The essays in Gramarye were born out of the author's fascination with idiom, syntax, and the parts and particles of speech in English. They draw on instances from poetry, in which language always finds its most characteristic and striking embodiment.
- Author : C. Buck
- Publisher : Springer
- Release Date : 2015-04-03
- Genre : History
- Pages : 249
- ISBN : 9781137471659
This book reframes British First World War literature within Britain's history as an imperial nation. Rereading canonical war writers Siegfried Sassoon and Edmund Blunden, alongside war writing by Enid Bagnold, E. M. Forster, Mulk Raj Anand, Roly Grimshaw and others, the book makes clear that the Great War was more than a European war.

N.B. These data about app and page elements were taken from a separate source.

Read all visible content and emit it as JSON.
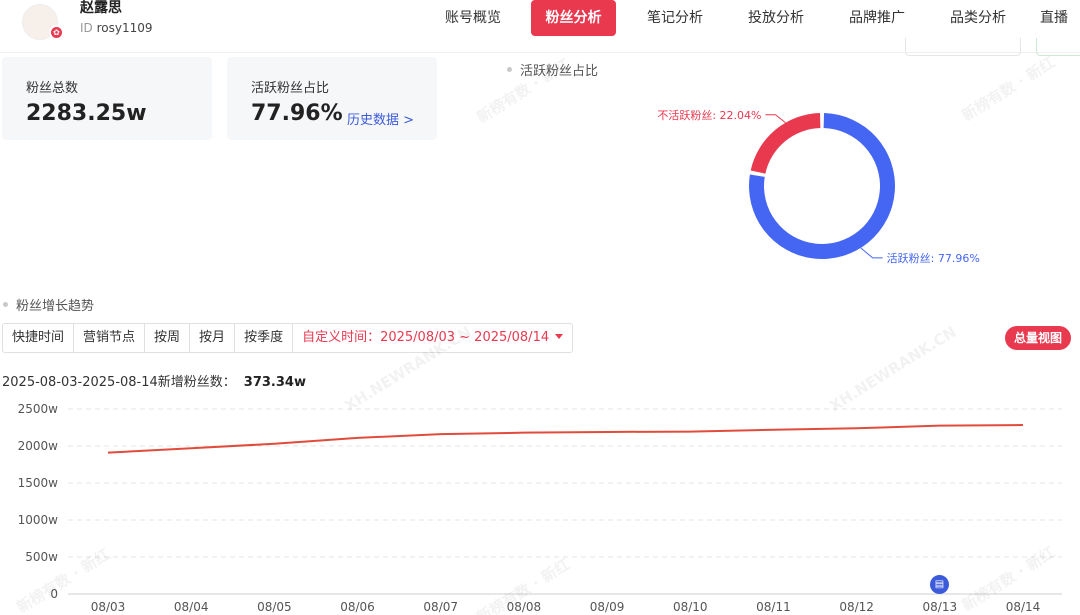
{
  "user": {
    "name": "赵露思",
    "id_prefix": "ID",
    "id": "rosy1109"
  },
  "nav": [
    {
      "label": "账号概览",
      "active": false
    },
    {
      "label": "粉丝分析",
      "active": true
    },
    {
      "label": "笔记分析",
      "active": false
    },
    {
      "label": "投放分析",
      "active": false
    },
    {
      "label": "品牌推广",
      "active": false
    },
    {
      "label": "品类分析",
      "active": false
    },
    {
      "label": "直播",
      "active": false
    }
  ],
  "cards": {
    "total_fans": {
      "label": "粉丝总数",
      "value": "2283.25w"
    },
    "active_ratio": {
      "label": "活跃粉丝占比",
      "value": "77.96%",
      "link": "历史数据 >"
    }
  },
  "active_section": {
    "title": "活跃粉丝占比"
  },
  "growth_section": {
    "title": "粉丝增长趋势"
  },
  "toolbar": {
    "quick": "快捷时间",
    "marketing": "营销节点",
    "week": "按周",
    "month": "按月",
    "quarter": "按季度",
    "custom_label": "自定义时间：",
    "custom_range": "2025/08/03 ~ 2025/08/14",
    "total_view": "总量视图"
  },
  "summary": {
    "label": "2025-08-03-2025-08-14新增粉丝数：",
    "value": "373.34w"
  },
  "watermark_text": "新榜有数 · 新红",
  "watermark_text2": "XH.NEWRANK.CN",
  "colors": {
    "accent": "#e8394f",
    "blue": "#4466f2",
    "line": "#e14b3b"
  },
  "chart_data": [
    {
      "type": "pie",
      "subtype": "donut",
      "title": "活跃粉丝占比",
      "slices": [
        {
          "name": "活跃粉丝",
          "value": 77.96,
          "label": "活跃粉丝: 77.96%",
          "color": "#4466f2"
        },
        {
          "name": "不活跃粉丝",
          "value": 22.04,
          "label": "不活跃粉丝: 22.04%",
          "color": "#e8394f"
        }
      ]
    },
    {
      "type": "line",
      "title": "粉丝增长趋势",
      "x": [
        "08/03",
        "08/04",
        "08/05",
        "08/06",
        "08/07",
        "08/08",
        "08/09",
        "08/10",
        "08/11",
        "08/12",
        "08/13",
        "08/14"
      ],
      "series": [
        {
          "values": [
            1910,
            1970,
            2030,
            2110,
            2160,
            2180,
            2190,
            2195,
            2220,
            2240,
            2275,
            2283.25
          ],
          "color": "#e14b3b"
        }
      ],
      "y_ticks": [
        "0",
        "500w",
        "1000w",
        "1500w",
        "2000w",
        "2500w"
      ],
      "ylim": [
        0,
        2500
      ],
      "grid": true
    }
  ]
}
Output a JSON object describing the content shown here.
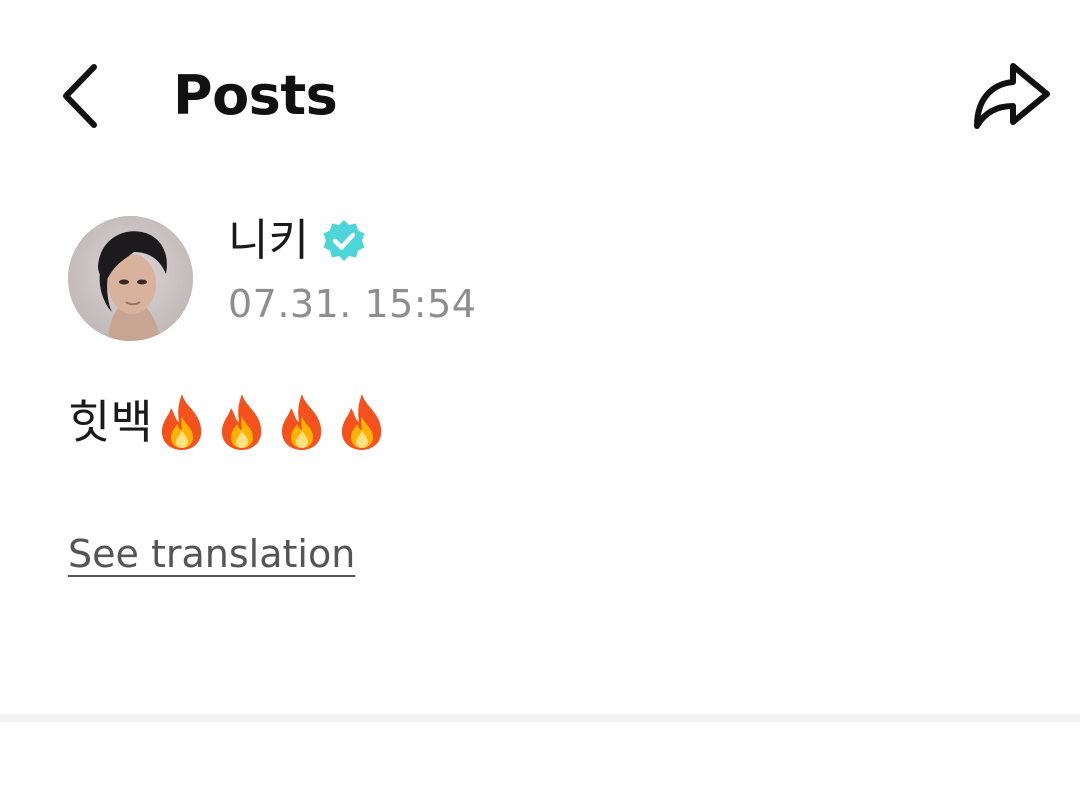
{
  "header": {
    "back_icon": "chevron-left-icon",
    "title": "Posts",
    "share_icon": "share-arrow-icon"
  },
  "post": {
    "author": {
      "name": "니키",
      "verified_icon": "verified-badge-icon",
      "verified_color": "#4dd5d8"
    },
    "timestamp": "07.31. 15:54",
    "text": "힛백",
    "emoji": [
      "fire",
      "fire",
      "fire",
      "fire"
    ],
    "see_translation_label": "See translation"
  }
}
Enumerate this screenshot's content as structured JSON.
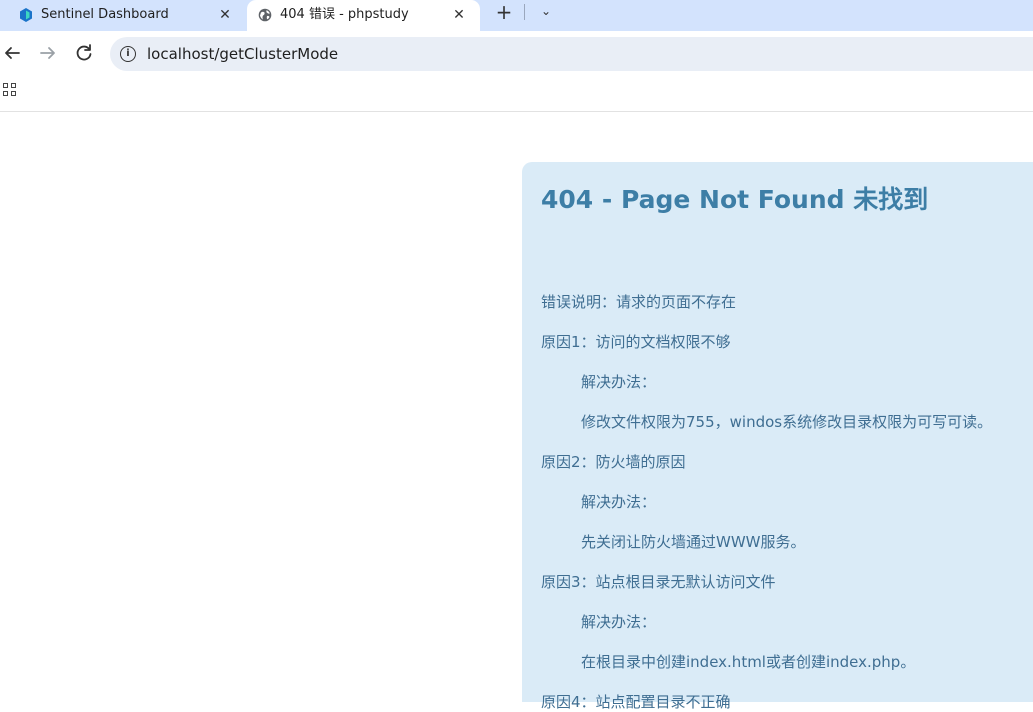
{
  "browser": {
    "tabs": [
      {
        "title": "Sentinel Dashboard",
        "icon": "sentinel-icon",
        "active": false
      },
      {
        "title": "404 错误 - phpstudy",
        "icon": "globe-icon",
        "active": true
      }
    ],
    "new_tab_symbol": "+",
    "tab_menu_symbol": "⌄",
    "close_symbol": "✕",
    "url": "localhost/getClusterMode"
  },
  "page": {
    "title": "404 - Page Not Found 未找到",
    "lines": [
      "错误说明：请求的页面不存在",
      "原因1：访问的文档权限不够",
      "解决办法：",
      "修改文件权限为755，windos系统修改目录权限为可写可读。",
      "原因2：防火墙的原因",
      "解决办法：",
      "先关闭让防火墙通过WWW服务。",
      "原因3：站点根目录无默认访问文件",
      "解决办法：",
      "在根目录中创建index.html或者创建index.php。",
      "原因4：站点配置目录不正确"
    ]
  },
  "colors": {
    "tabbar_bg": "#d3e3fd",
    "omnibox_bg": "#e9eef6",
    "panel_bg": "#daebf7",
    "title_color": "#3d7ea6",
    "text_color": "#3f6e92"
  }
}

A travel series unlike any other, Insight Guides go beyond the sights and into reality. Their incomparable photojournalistic approach captures the uniqueness of each culture they cover: their traditions, their arts, their history, their lives. The stunning photography is married to compelling text, written by local writers; the people most qualified to convey their culture's secrets.Yes, Insight Guides will tell you which attractions to visit, but they'll also tell you a whole lot more. From the most popular resort cities to the world's most remote and exotic villages, Insight Guides will give you the insider's perspective you need to truly experience any destination you visit.Insight Guides serve many purposes. They are ideal for planning a trip. And, they're wonderful souvenirs to treasure for years after. Even the armchair traveler can be swept away by their magnificent content and experience the world from the comfort of home.Many international and domestic and domestic destinations also offer companion FlexiMaps, an innovative laminated folding map specially designed for the discriminating traveler.